Inevitably at some point, even the most frugal of business owners will find themselves having to borrow money to fund their business’ operations or growth. When it comes to business finance, especially via “traditional” sources, such as bank lenders, creating and maintaining a strong business credit profile is a must.
For that reason it is vital that business owners separate business credit from their personal credit profiles.
Lenders typically examine business credit reports before providing loans. Business credit scores are affected by the amount of credit already held on credit card and bank loans, and the number of inquiries made about the credit profile. The length of time the business has maintained a credit profile, and the business’s history of loan repayment, also contribute to the credit score. On a range from 0 to 100, scores above 75 are considered superb.
When business owners apply for business credit cards, leases or loans, they want their high credit scores to reflect their credibility. If they apply using personal credit information, they risk reducing their credit scores. That’s because the more credit a person holds, the lower the credit score.
Typically, a personal consumer credit report has 11 credit obligations and one inquiry per year. Adding business credit to the personal credit report can easily double those numbers. Business inquiries and personal inquiries aren’t separated on the credit report, so the lower credit score can impact the business owner personally and professionally.
On a personal level, mixing personal and business credit can hit home. Business owners have been unpleasantly surprised to have been rejected for a home mortgage or personal car loan, because they owed too much money for business expenses.
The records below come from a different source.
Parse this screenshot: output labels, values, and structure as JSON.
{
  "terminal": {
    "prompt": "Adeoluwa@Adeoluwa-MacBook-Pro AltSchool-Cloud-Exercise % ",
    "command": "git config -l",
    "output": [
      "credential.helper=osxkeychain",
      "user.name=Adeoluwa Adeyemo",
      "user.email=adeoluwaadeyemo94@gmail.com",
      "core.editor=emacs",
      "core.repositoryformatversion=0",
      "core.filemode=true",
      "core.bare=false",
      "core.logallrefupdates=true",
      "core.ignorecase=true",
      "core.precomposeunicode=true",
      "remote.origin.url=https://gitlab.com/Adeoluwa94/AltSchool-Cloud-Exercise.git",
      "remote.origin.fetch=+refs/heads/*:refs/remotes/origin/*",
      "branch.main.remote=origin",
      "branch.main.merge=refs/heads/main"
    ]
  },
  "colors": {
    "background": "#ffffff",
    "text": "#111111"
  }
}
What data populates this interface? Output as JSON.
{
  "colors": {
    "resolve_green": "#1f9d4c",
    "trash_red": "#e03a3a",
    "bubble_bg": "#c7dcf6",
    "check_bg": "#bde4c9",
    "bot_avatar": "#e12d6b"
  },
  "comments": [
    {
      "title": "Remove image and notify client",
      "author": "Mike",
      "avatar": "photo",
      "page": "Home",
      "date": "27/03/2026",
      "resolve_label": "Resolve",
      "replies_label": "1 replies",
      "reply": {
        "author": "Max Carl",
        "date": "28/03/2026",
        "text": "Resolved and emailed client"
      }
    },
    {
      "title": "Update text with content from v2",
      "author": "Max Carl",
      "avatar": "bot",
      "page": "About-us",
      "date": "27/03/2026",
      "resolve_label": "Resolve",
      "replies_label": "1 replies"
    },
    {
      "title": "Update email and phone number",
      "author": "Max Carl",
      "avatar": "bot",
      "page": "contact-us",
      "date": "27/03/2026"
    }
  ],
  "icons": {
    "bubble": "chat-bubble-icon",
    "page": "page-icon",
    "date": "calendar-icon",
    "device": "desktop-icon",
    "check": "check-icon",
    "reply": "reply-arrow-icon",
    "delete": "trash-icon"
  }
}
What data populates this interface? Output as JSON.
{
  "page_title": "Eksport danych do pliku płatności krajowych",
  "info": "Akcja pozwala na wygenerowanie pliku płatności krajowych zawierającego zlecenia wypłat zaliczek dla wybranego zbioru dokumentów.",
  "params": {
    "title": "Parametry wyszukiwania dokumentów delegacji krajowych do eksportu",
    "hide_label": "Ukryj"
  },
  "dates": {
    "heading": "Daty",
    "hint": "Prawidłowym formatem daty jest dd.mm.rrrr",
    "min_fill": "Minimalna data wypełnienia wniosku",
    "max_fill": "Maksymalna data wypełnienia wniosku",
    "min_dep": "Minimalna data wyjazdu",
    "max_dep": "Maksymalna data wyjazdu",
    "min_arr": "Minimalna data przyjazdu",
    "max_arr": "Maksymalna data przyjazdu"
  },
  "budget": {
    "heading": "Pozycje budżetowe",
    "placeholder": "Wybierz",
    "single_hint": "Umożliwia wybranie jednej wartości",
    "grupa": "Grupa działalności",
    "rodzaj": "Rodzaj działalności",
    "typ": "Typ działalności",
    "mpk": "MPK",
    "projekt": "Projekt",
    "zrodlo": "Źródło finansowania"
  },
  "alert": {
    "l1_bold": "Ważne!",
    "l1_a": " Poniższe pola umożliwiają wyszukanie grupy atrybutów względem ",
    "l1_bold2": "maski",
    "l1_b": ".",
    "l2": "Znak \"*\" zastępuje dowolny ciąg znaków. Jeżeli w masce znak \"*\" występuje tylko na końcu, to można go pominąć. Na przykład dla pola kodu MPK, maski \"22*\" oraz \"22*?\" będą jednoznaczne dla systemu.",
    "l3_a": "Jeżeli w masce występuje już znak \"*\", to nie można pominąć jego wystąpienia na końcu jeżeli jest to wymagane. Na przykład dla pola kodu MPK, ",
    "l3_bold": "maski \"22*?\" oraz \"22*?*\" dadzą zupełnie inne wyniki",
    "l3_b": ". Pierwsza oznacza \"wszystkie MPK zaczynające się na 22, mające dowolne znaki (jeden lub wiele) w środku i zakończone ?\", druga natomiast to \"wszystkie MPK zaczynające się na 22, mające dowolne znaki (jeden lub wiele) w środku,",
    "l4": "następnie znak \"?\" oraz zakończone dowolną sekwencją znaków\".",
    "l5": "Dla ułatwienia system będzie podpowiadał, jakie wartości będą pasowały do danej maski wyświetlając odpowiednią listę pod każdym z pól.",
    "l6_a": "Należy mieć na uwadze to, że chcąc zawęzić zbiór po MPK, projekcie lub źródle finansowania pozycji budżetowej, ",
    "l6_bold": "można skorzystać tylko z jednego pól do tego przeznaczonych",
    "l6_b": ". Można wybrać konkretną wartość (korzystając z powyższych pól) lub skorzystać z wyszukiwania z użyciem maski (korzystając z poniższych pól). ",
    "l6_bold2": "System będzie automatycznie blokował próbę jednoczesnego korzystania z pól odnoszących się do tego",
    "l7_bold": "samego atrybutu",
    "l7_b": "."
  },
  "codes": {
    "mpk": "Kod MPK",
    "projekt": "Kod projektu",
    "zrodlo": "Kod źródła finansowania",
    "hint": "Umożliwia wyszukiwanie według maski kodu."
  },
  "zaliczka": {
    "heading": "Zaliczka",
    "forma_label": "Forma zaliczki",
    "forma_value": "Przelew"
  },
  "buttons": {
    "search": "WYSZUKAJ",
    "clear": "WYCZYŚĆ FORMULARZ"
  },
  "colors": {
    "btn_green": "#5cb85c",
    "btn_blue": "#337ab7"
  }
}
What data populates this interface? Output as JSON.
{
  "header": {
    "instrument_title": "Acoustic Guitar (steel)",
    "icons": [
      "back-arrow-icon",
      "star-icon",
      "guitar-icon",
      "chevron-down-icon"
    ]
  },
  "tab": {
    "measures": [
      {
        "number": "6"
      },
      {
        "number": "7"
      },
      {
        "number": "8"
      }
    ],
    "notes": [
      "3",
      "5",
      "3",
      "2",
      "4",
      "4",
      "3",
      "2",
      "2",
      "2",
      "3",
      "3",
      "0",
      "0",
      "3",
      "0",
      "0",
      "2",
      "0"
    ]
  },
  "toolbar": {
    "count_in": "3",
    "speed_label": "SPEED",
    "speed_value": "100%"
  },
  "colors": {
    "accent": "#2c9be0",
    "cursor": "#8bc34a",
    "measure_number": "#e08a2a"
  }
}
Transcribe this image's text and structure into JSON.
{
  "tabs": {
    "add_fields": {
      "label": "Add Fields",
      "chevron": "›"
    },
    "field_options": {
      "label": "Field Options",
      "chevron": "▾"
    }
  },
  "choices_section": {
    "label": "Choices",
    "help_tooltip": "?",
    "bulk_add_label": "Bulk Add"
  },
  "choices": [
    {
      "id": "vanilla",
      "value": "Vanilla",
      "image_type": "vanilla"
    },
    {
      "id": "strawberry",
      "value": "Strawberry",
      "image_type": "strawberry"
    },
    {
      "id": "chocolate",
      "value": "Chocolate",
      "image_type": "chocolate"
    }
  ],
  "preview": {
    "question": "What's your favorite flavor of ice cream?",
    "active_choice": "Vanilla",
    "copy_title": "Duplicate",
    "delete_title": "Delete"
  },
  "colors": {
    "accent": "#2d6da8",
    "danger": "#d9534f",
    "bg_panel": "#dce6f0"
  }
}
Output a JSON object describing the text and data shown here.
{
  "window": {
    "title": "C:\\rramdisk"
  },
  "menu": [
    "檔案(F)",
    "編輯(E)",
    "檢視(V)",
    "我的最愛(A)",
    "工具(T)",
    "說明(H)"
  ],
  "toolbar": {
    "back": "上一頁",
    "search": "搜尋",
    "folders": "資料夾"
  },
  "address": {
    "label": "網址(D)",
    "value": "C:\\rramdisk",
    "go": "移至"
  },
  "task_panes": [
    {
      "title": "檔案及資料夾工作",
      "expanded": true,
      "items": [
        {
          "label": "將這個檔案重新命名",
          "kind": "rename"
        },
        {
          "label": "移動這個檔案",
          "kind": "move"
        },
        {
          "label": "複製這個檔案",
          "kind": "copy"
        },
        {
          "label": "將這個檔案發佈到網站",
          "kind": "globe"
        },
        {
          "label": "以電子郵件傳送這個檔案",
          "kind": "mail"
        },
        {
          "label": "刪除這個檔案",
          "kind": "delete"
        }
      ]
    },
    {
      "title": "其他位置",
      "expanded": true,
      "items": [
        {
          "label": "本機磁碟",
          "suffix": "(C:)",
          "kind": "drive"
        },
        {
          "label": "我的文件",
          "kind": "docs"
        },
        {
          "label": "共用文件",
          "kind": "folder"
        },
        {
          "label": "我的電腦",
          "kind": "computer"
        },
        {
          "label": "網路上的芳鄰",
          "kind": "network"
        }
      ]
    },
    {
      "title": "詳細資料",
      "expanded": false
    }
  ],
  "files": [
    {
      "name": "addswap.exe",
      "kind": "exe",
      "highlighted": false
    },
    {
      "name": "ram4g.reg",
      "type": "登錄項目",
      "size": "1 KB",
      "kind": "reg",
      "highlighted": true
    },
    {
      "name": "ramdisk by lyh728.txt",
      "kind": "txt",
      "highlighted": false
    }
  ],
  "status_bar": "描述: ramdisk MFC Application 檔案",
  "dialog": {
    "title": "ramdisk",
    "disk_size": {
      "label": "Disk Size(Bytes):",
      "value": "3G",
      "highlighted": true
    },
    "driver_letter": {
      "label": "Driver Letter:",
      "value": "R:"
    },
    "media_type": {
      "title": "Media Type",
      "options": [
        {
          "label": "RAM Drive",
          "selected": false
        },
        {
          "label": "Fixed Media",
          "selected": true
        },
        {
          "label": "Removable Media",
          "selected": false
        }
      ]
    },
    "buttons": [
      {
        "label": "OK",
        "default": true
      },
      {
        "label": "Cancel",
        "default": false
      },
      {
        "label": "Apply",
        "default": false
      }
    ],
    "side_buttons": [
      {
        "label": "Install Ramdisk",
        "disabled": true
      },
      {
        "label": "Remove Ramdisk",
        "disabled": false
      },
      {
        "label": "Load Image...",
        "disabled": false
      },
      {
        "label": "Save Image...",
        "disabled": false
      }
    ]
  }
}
In the event of business failure and loan non-repayment, mixing personal credit and business credit can bring painful consequences. If business loans were reported on the owner’s personal credit profile, the negative impact on the owner’s personal credit score can haunt him or her for a long time.
Establishing business credit is not complicated. Firstly, form a corporation or LLC, and contact the IRS to obtain an FIN (Federal Tax Identification Number). Next, register with the business credit bureaus, such as Experian Business and Equifax Business. When you seek credit card or bank loans, ascertain that they regularly report payments to the credit bureaus. Once your business has been granted credit, manage it well. Of course, paying off debt as required will improve credit scores. Keeping your credit profile active by borrowing and repaying credit regularly also promotes high credit scores and improved loan eligibility.